* [WORK REQUEST] Would you repeat each line below precisely as it stands?

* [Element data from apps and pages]
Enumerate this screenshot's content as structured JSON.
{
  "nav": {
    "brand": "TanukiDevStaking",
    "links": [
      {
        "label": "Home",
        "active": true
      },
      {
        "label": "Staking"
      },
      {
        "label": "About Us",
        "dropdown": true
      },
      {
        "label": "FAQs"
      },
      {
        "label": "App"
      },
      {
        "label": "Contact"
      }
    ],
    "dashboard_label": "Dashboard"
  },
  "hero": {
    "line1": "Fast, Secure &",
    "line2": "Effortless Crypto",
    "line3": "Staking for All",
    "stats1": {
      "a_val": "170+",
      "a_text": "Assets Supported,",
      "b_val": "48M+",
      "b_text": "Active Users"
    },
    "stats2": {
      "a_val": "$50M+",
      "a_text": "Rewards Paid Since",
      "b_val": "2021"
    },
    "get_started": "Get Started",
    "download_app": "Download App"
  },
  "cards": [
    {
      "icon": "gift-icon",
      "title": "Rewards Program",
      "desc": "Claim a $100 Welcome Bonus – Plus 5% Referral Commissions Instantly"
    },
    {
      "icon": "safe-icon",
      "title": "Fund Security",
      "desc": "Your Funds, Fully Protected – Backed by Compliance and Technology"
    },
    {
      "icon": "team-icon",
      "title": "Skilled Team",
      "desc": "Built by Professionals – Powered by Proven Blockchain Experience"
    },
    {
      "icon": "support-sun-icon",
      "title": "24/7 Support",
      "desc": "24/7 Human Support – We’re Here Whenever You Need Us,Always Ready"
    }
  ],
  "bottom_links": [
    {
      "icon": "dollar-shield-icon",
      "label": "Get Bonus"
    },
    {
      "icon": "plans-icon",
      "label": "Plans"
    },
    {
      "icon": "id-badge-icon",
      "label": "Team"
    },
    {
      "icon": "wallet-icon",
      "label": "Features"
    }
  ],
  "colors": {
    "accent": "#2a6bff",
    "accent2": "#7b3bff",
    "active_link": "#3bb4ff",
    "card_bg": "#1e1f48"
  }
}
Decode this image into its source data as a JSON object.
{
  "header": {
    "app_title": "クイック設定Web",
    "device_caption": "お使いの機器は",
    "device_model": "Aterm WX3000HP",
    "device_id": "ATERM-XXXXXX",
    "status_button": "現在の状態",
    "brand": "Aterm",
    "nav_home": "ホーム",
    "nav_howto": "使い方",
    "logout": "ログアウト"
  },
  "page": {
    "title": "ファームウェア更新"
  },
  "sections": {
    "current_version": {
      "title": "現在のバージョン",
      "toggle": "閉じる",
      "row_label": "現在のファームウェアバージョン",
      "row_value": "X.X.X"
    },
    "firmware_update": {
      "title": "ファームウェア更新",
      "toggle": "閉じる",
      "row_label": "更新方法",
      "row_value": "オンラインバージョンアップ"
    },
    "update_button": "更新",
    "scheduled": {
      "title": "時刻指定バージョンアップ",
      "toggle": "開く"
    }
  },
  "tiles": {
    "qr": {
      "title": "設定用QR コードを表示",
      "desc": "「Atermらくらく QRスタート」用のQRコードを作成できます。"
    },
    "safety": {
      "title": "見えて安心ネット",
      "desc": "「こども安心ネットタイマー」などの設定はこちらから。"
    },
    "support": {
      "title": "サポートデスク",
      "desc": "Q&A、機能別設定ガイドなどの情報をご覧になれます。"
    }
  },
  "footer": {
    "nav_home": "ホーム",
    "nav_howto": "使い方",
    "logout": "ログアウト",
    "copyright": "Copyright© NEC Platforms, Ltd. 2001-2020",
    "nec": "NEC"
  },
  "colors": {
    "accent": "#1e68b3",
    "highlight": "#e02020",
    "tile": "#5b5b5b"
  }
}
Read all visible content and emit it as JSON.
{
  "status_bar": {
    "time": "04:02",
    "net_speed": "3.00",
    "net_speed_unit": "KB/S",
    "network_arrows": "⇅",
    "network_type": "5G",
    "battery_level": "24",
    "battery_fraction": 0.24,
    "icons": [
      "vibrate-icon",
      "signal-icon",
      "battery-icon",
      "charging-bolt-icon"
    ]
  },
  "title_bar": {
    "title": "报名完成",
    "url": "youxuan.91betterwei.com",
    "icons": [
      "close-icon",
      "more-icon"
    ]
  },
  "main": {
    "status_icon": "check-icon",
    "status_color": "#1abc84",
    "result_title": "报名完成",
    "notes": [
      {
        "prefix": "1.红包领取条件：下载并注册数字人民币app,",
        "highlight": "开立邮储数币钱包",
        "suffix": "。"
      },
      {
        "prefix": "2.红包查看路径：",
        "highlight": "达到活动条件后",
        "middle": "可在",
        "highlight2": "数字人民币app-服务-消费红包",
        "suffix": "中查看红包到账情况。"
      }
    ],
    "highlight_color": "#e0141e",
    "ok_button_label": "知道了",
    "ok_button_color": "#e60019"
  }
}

* [ANSWER SECTION]
Enumerate this screenshot's content as structured JSON.
{
  "nav": {
    "brand": "TanukiDevStaking",
    "links": [
      {
        "label": "Home",
        "active": true
      },
      {
        "label": "Staking"
      },
      {
        "label": "About Us",
        "dropdown": true
      },
      {
        "label": "FAQs"
      },
      {
        "label": "App"
      },
      {
        "label": "Contact"
      }
    ],
    "dashboard_label": "Dashboard"
  },
  "hero": {
    "line1": "Fast, Secure &",
    "line2": "Effortless Crypto",
    "line3": "Staking for All",
    "stats1": {
      "a_val": "170+",
      "a_text": "Assets Supported,",
      "b_val": "48M+",
      "b_text": "Active Users"
    },
    "stats2": {
      "a_val": "$50M+",
      "a_text": "Rewards Paid Since",
      "b_val": "2021"
    },
    "get_started": "Get Started",
    "download_app": "Download App"
  },
  "cards": [
    {
      "icon": "gift-icon",
      "title": "Rewards Program",
      "desc": "Claim a $100 Welcome Bonus – Plus 5% Referral Commissions Instantly"
    },
    {
      "icon": "safe-icon",
      "title": "Fund Security",
      "desc": "Your Funds, Fully Protected – Backed by Compliance and Technology"
    },
    {
      "icon": "team-icon",
      "title": "Skilled Team",
      "desc": "Built by Professionals – Powered by Proven Blockchain Experience"
    },
    {
      "icon": "support-sun-icon",
      "title": "24/7 Support",
      "desc": "24/7 Human Support – We’re Here Whenever You Need Us,Always Ready"
    }
  ],
  "bottom_links": [
    {
      "icon": "dollar-shield-icon",
      "label": "Get Bonus"
    },
    {
      "icon": "plans-icon",
      "label": "Plans"
    },
    {
      "icon": "id-badge-icon",
      "label": "Team"
    },
    {
      "icon": "wallet-icon",
      "label": "Features"
    }
  ],
  "colors": {
    "accent": "#2a6bff",
    "accent2": "#7b3bff",
    "active_link": "#3bb4ff",
    "card_bg": "#1e1f48"
  }
}
Decode this image into its source data as a JSON object.
{
  "header": {
    "app_title": "クイック設定Web",
    "device_caption": "お使いの機器は",
    "device_model": "Aterm WX3000HP",
    "device_id": "ATERM-XXXXXX",
    "status_button": "現在の状態",
    "brand": "Aterm",
    "nav_home": "ホーム",
    "nav_howto": "使い方",
    "logout": "ログアウト"
  },
  "page": {
    "title": "ファームウェア更新"
  },
  "sections": {
    "current_version": {
      "title": "現在のバージョン",
      "toggle": "閉じる",
      "row_label": "現在のファームウェアバージョン",
      "row_value": "X.X.X"
    },
    "firmware_update": {
      "title": "ファームウェア更新",
      "toggle": "閉じる",
      "row_label": "更新方法",
      "row_value": "オンラインバージョンアップ"
    },
    "update_button": "更新",
    "scheduled": {
      "title": "時刻指定バージョンアップ",
      "toggle": "開く"
    }
  },
  "tiles": {
    "qr": {
      "title": "設定用QR コードを表示",
      "desc": "「Atermらくらく QRスタート」用のQRコードを作成できます。"
    },
    "safety": {
      "title": "見えて安心ネット",
      "desc": "「こども安心ネットタイマー」などの設定はこちらから。"
    },
    "support": {
      "title": "サポートデスク",
      "desc": "Q&A、機能別設定ガイドなどの情報をご覧になれます。"
    }
  },
  "footer": {
    "nav_home": "ホーム",
    "nav_howto": "使い方",
    "logout": "ログアウト",
    "copyright": "Copyright© NEC Platforms, Ltd. 2001-2020",
    "nec": "NEC"
  },
  "colors": {
    "accent": "#1e68b3",
    "highlight": "#e02020",
    "tile": "#5b5b5b"
  }
}
Read all visible content and emit it as JSON.
{
  "status_bar": {
    "time": "04:02",
    "net_speed": "3.00",
    "net_speed_unit": "KB/S",
    "network_arrows": "⇅",
    "network_type": "5G",
    "battery_level": "24",
    "battery_fraction": 0.24,
    "icons": [
      "vibrate-icon",
      "signal-icon",
      "battery-icon",
      "charging-bolt-icon"
    ]
  },
  "title_bar": {
    "title": "报名完成",
    "url": "youxuan.91betterwei.com",
    "icons": [
      "close-icon",
      "more-icon"
    ]
  },
  "main": {
    "status_icon": "check-icon",
    "status_color": "#1abc84",
    "result_title": "报名完成",
    "notes": [
      {
        "prefix": "1.红包领取条件：下载并注册数字人民币app,",
        "highlight": "开立邮储数币钱包",
        "suffix": "。"
      },
      {
        "prefix": "2.红包查看路径：",
        "highlight": "达到活动条件后",
        "middle": "可在",
        "highlight2": "数字人民币app-服务-消费红包",
        "suffix": "中查看红包到账情况。"
      }
    ],
    "highlight_color": "#e0141e",
    "ok_button_label": "知道了",
    "ok_button_color": "#e60019"
  }
}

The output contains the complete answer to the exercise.